Avaya's own response is somewhat circumspect. Avaya's short response in a press release said, "Our successful bid brings us closer to adding Nortel and its complementary channel, portfolio, research and development, and global presence to Avaya," said Kevin Kennedy, president and CEO, Avaya. "We believe the acquisition brings inherent value to both organizations' customers, employees and partners, and we look forward to its successful conclusion."
Getting Nortel's global channel and US Federal Government business is a big win for Avaya. According to Dell'Oro Group's recent 2nd quarter, 2009, Enterprise Telephony Report, Avaya was already the market leader in manufacturing revenue which includes IP phones, PBX lines, legacy phones and applications, with 16.3%, while Cisco had 13.7% and Nortel had 10%. Combining Nortel's assets with Avaya's leapfrogs the company far ahead. No one wants to talk about the overlap in the company's product lines--preferring to discuss the complimentary aspects instead. But that ignores the fact that Nortel's enterprise telephony lines do compete with Avaya's. As Ron Gruia, Principle Telecom Analyst at Frost and Sullivan, noted back when Nortel announced Avaya as the stalking horse bidder, "Expect a lot of streamlining. Avaya can't expect to manage 25 lines of phones."

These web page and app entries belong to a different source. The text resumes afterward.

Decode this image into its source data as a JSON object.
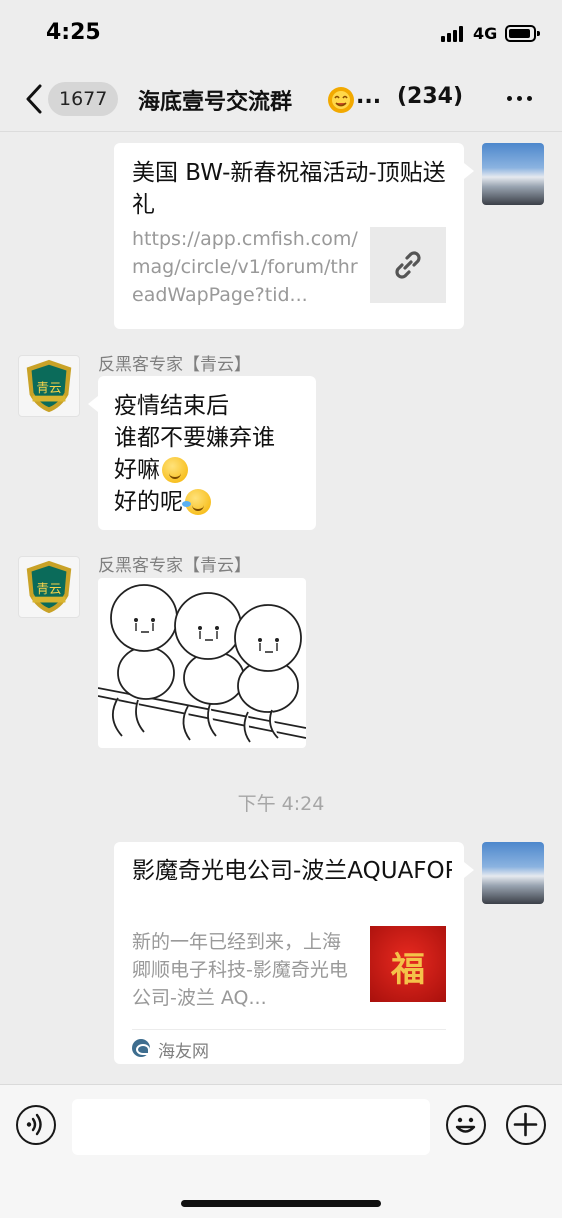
{
  "status_bar": {
    "time": "4:25",
    "network": "4G"
  },
  "nav": {
    "unread_count": "1677",
    "group_name": "海底壹号交流群",
    "title_ellipsis": "...",
    "member_count": "(234)"
  },
  "messages": [
    {
      "type": "link",
      "from": "self",
      "title": "美国 BW-新春祝福活动-顶贴送礼",
      "url": "https://app.cmfish.com/mag/circle/v1/forum/threadWapPage?tid..."
    },
    {
      "type": "text",
      "from": "other",
      "sender": "反黑客专家【青云】",
      "lines": [
        "疫情结束后",
        "谁都不要嫌弃谁",
        "好嘛",
        "好的呢"
      ]
    },
    {
      "type": "sticker",
      "from": "other",
      "sender": "反黑客专家【青云】"
    },
    {
      "type": "timestamp",
      "text": "下午 4:24"
    },
    {
      "type": "article",
      "from": "self",
      "title": "影魔奇光电公司-波兰AQUAFOREST-新春祝福...",
      "description": "新的一年已经到来，上海卿顺电子科技-影魔奇光电公司-波兰 AQ...",
      "thumb_text": "福",
      "source": "海友网"
    }
  ],
  "input_bar": {
    "placeholder": ""
  },
  "colors": {
    "background": "#ededed",
    "bubble": "#ffffff",
    "muted_text": "#999999"
  }
}
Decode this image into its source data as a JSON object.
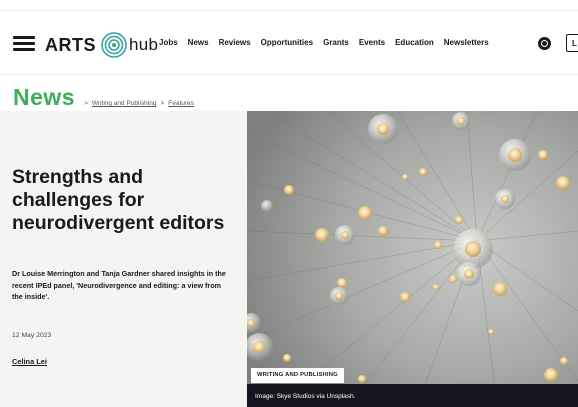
{
  "brand": {
    "arts": "ARTS",
    "hub": "hub"
  },
  "nav": [
    "Jobs",
    "News",
    "Reviews",
    "Opportunities",
    "Grants",
    "Events",
    "Education",
    "Newsletters"
  ],
  "login_label": "L",
  "section": {
    "title": "News",
    "breadcrumbs": [
      "Writing and Publishing",
      "Features"
    ]
  },
  "article": {
    "title": "Strengths and challenges for neurodivergent editors",
    "subtitle": "Dr Louise Merrington and Tanja Gardner shared insights in the recent IPEd panel, 'Neurodivergence and editing: a view from the inside'.",
    "date": "12 May 2023",
    "author": "Celina Lei",
    "tag": "WRITING AND PUBLISHING",
    "image_caption": "Image: Skye Studios via Unsplash."
  },
  "icons": {
    "menu": "hamburger-icon",
    "search": "search-icon",
    "logo": "arts-hub-logo-icon"
  },
  "colors": {
    "section_title": "#3dae5a",
    "caption_bar": "#15151e",
    "hero_left_bg": "#f4f4f2",
    "image_bg": "#9ea19f"
  }
}
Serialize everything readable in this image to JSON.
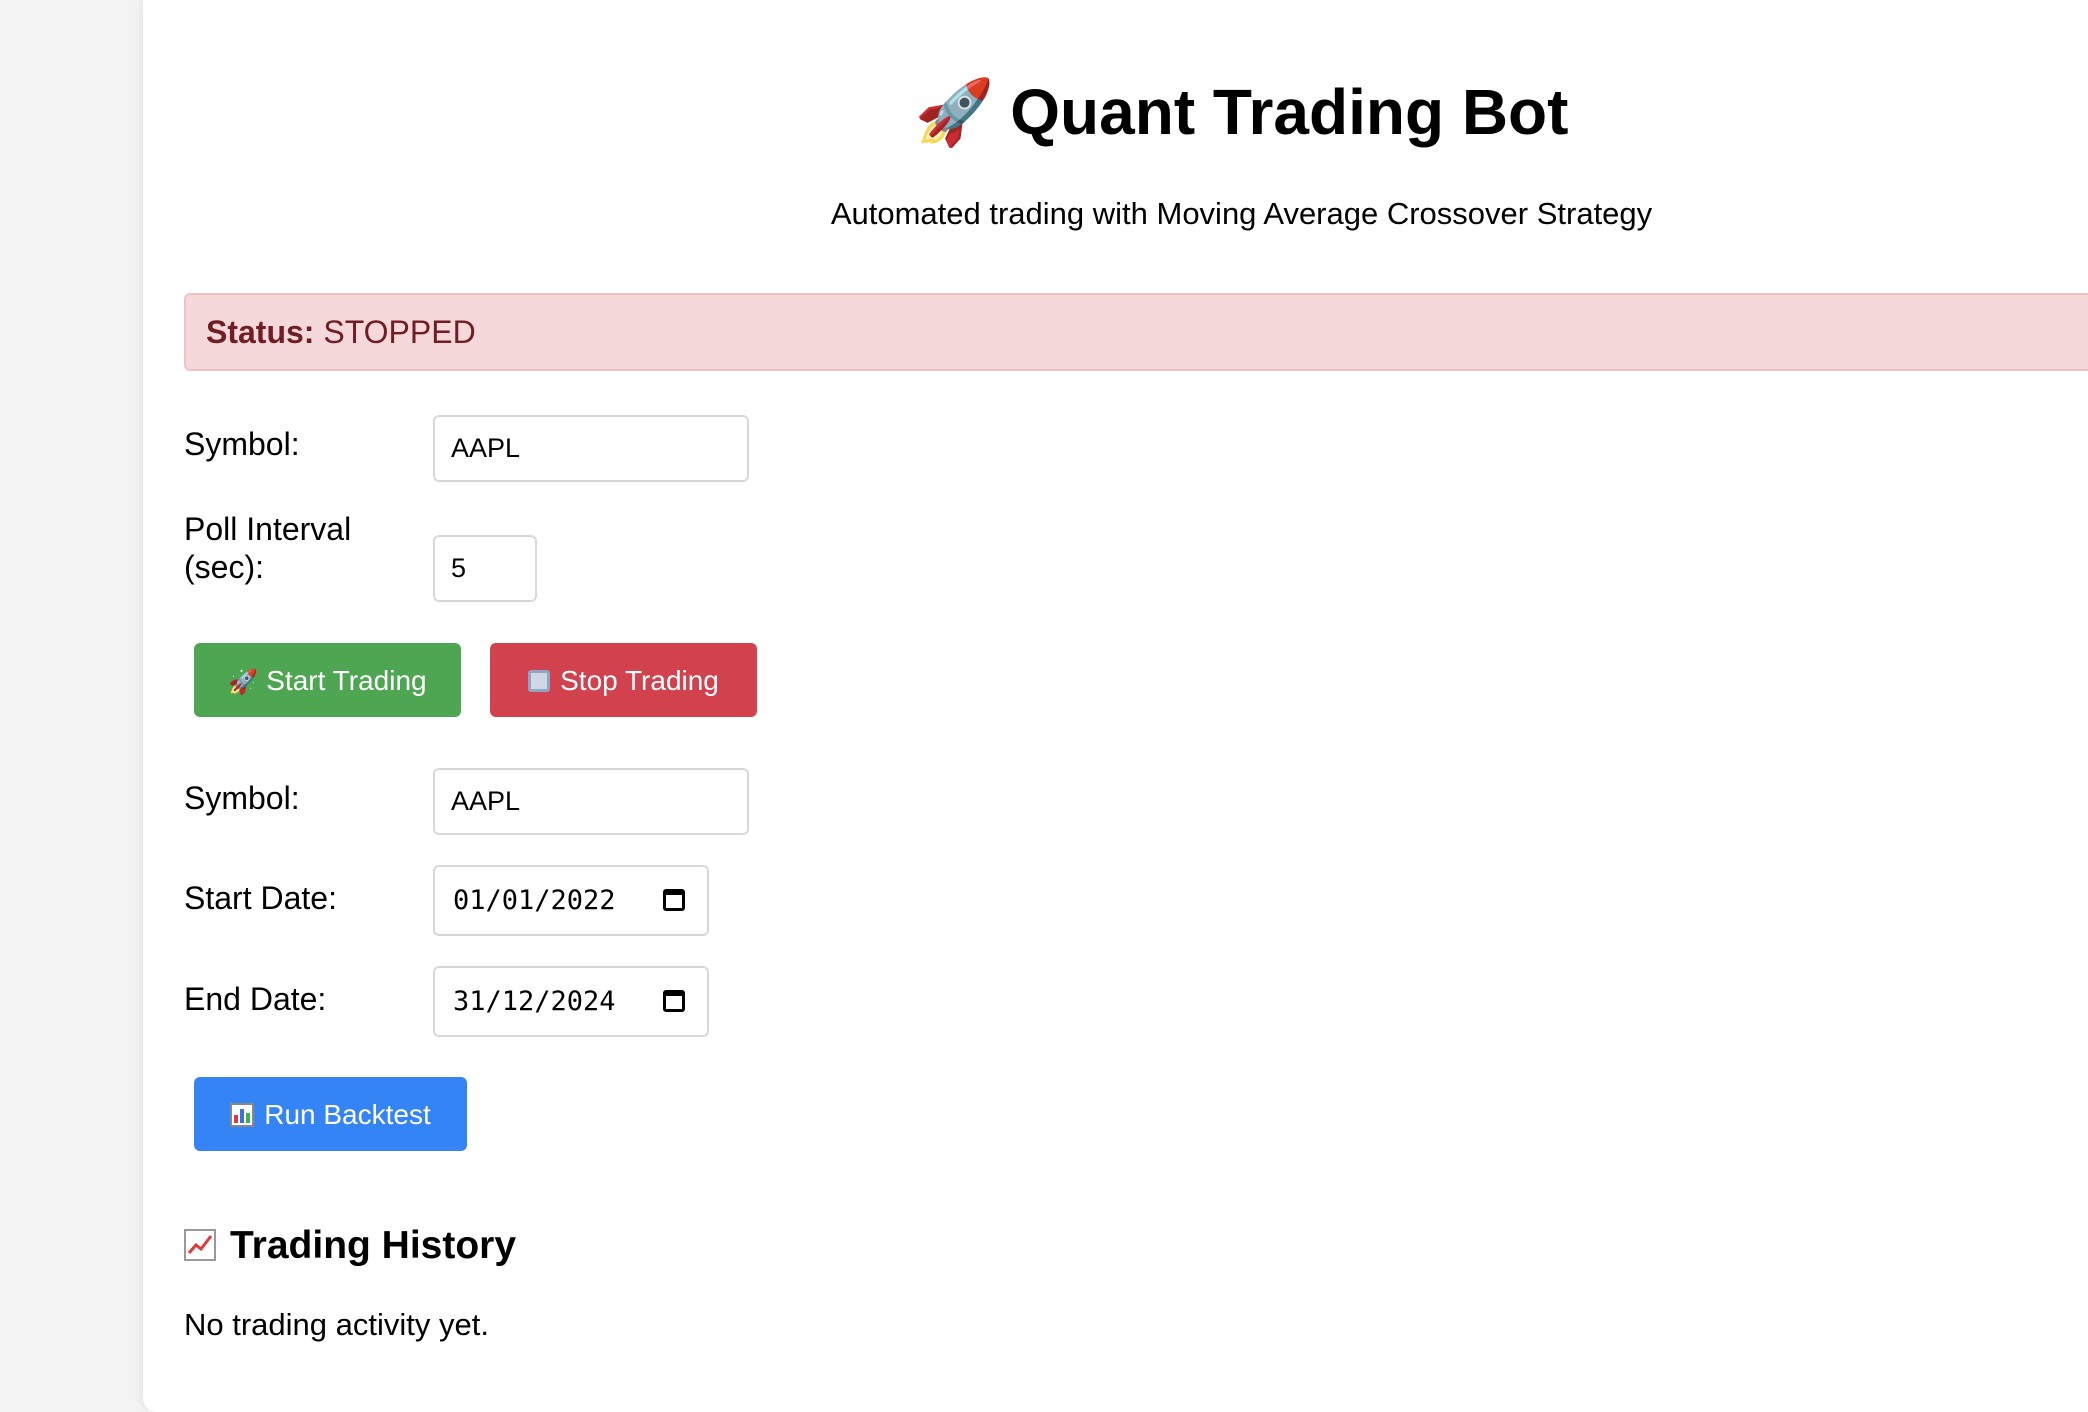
{
  "header": {
    "title_icon": "rocket-icon",
    "title": "Quant Trading Bot",
    "subtitle": "Automated trading with Moving Average Crossover Strategy"
  },
  "status": {
    "label": "Status:",
    "value": "STOPPED",
    "color": "#721c24",
    "background": "#f4d8da"
  },
  "live": {
    "symbol_label": "Symbol:",
    "symbol_value": "AAPL",
    "poll_label_line1": "Poll Interval",
    "poll_label_line2": "(sec):",
    "poll_value": "5",
    "start_button": "Start Trading",
    "stop_button": "Stop Trading"
  },
  "backtest": {
    "symbol_label": "Symbol:",
    "symbol_value": "AAPL",
    "start_label": "Start Date:",
    "start_value": "01/01/2022",
    "end_label": "End Date:",
    "end_value": "31/12/2024",
    "run_button": "Run Backtest"
  },
  "history": {
    "title": "Trading History",
    "empty_text": "No trading activity yet."
  },
  "colors": {
    "start": "#4ea653",
    "stop": "#d1414e",
    "backtest": "#3484f5"
  }
}
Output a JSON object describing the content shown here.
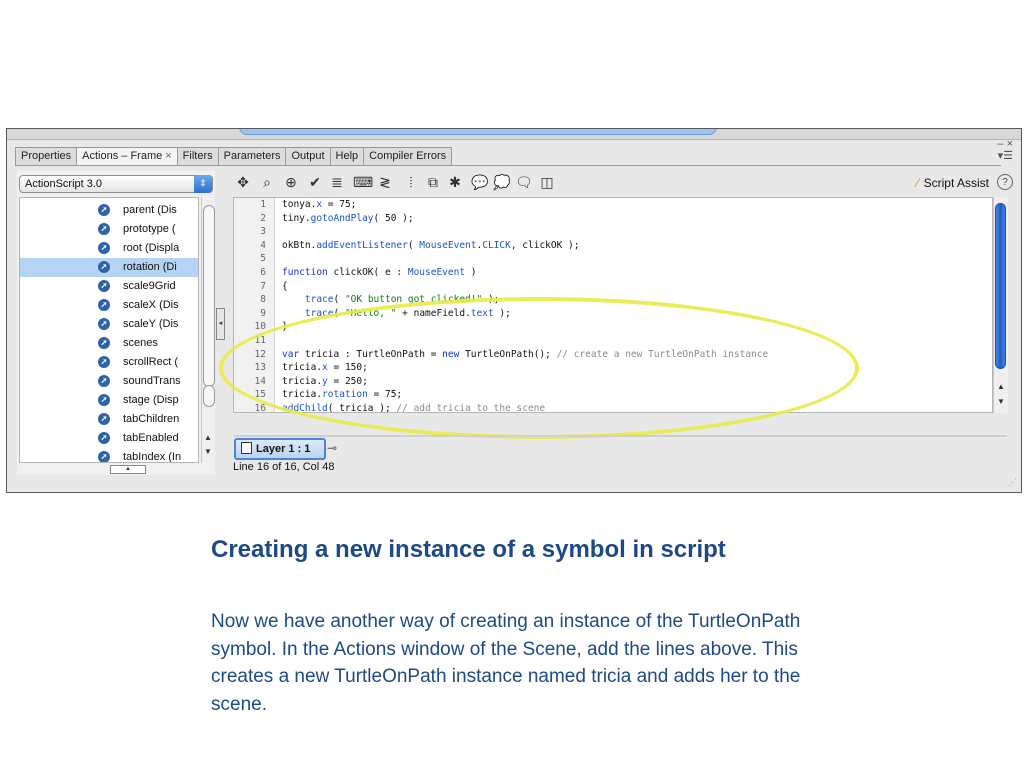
{
  "tabs": [
    {
      "label": "Properties",
      "active": false
    },
    {
      "label": "Actions – Frame",
      "active": true,
      "closable": true
    },
    {
      "label": "Filters",
      "active": false
    },
    {
      "label": "Parameters",
      "active": false
    },
    {
      "label": "Output",
      "active": false
    },
    {
      "label": "Help",
      "active": false
    },
    {
      "label": "Compiler Errors",
      "active": false
    }
  ],
  "panel_controls": {
    "minimize": "–",
    "close": "×",
    "menu": "▾☰"
  },
  "language_select": {
    "value": "ActionScript 3.0",
    "arrow": "⇕"
  },
  "tree_items": [
    {
      "label": "parent (Dis",
      "selected": false
    },
    {
      "label": "prototype (",
      "selected": false
    },
    {
      "label": "root (Displa",
      "selected": false
    },
    {
      "label": "rotation (Di",
      "selected": true
    },
    {
      "label": "scale9Grid",
      "selected": false
    },
    {
      "label": "scaleX (Dis",
      "selected": false
    },
    {
      "label": "scaleY (Dis",
      "selected": false
    },
    {
      "label": "scenes",
      "selected": false
    },
    {
      "label": "scrollRect (",
      "selected": false
    },
    {
      "label": "soundTrans",
      "selected": false
    },
    {
      "label": "stage (Disp",
      "selected": false
    },
    {
      "label": "tabChildren",
      "selected": false
    },
    {
      "label": "tabEnabled",
      "selected": false
    },
    {
      "label": "tabIndex (In",
      "selected": false
    }
  ],
  "toolbar": {
    "icons": [
      {
        "name": "add-statement-icon",
        "glyph": "✥"
      },
      {
        "name": "find-icon",
        "glyph": "⌕"
      },
      {
        "name": "target-path-icon",
        "glyph": "⊕"
      },
      {
        "name": "check-syntax-icon",
        "glyph": "✔"
      },
      {
        "name": "auto-format-icon",
        "glyph": "≣"
      },
      {
        "name": "code-hint-icon",
        "glyph": "⌨"
      },
      {
        "name": "debug-options-icon",
        "glyph": "≷"
      },
      {
        "name": "collapse-between-icon",
        "glyph": "⦙"
      },
      {
        "name": "collapse-selection-icon",
        "glyph": "⧉"
      },
      {
        "name": "expand-all-icon",
        "glyph": "✱"
      },
      {
        "name": "apply-block-comment-icon",
        "glyph": "💬"
      },
      {
        "name": "apply-line-comment-icon",
        "glyph": "💭"
      },
      {
        "name": "remove-comment-icon",
        "glyph": "🗨"
      },
      {
        "name": "show-hide-toolbox-icon",
        "glyph": "◫"
      }
    ],
    "script_assist_label": "Script Assist",
    "help_glyph": "?"
  },
  "code_lines": [
    {
      "n": "1",
      "html": "tonya.<span class=\"pr\">x</span> = 75;"
    },
    {
      "n": "2",
      "html": "tiny.<span class=\"pr\">gotoAndPlay</span>( 50 );"
    },
    {
      "n": "3",
      "html": ""
    },
    {
      "n": "4",
      "html": "okBtn.<span class=\"pr\">addEventListener</span>( <span class=\"pr\">MouseEvent</span>.<span class=\"pr\">CLICK</span>, clickOK );"
    },
    {
      "n": "5",
      "html": ""
    },
    {
      "n": "6",
      "html": "<span class=\"kw\">function</span> clickOK( e : <span class=\"pr\">MouseEvent</span> )"
    },
    {
      "n": "7",
      "html": "{"
    },
    {
      "n": "8",
      "html": "    <span class=\"pr\">trace</span>( <span class=\"st\">\"OK button got clicked!\"</span> );"
    },
    {
      "n": "9",
      "html": "    <span class=\"pr\">trace</span>( <span class=\"st\">\"Hello, \"</span> + nameField.<span class=\"pr\">text</span> );"
    },
    {
      "n": "10",
      "html": "}"
    },
    {
      "n": "11",
      "html": ""
    },
    {
      "n": "12",
      "html": "<span class=\"kw\">var</span> tricia : TurtleOnPath = <span class=\"kw\">new</span> TurtleOnPath(); <span class=\"cm\">// create a new TurtleOnPath instance</span>"
    },
    {
      "n": "13",
      "html": "tricia.<span class=\"pr\">x</span> = 150;"
    },
    {
      "n": "14",
      "html": "tricia.<span class=\"pr\">y</span> = 250;"
    },
    {
      "n": "15",
      "html": "tricia.<span class=\"pr\">rotation</span> = 75;"
    },
    {
      "n": "16",
      "html": "<span class=\"pr\">addChild</span>( tricia ); <span class=\"cm\">// add tricia to the scene</span>"
    }
  ],
  "layer_tab": "Layer 1 : 1",
  "status": "Line 16 of 16, Col 48",
  "caption": {
    "title": "Creating a new instance of a symbol in script",
    "body": "Now we have another way of creating an instance of the TurtleOnPath symbol. In the Actions window of the Scene, add the lines above. This creates a new TurtleOnPath instance named tricia and adds her to the scene."
  },
  "colors": {
    "caption": "#1d4a84",
    "highlight": "#e9ea48",
    "selection": "#b5d3f4"
  }
}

The switch and router business is another matter. Nortel is barely a player in the enterprise switch market. While getting a switch product line may seem good for Avaya, they will have to compete with an existing install base of Cisco and HP switches. That is a tough, uphill battle that simply may not be worth taking on.
What Avaya does long term is anyone's guess. Avaya has had a jump on planning the integration of the two companies and hopefully we will find out more in the coming months.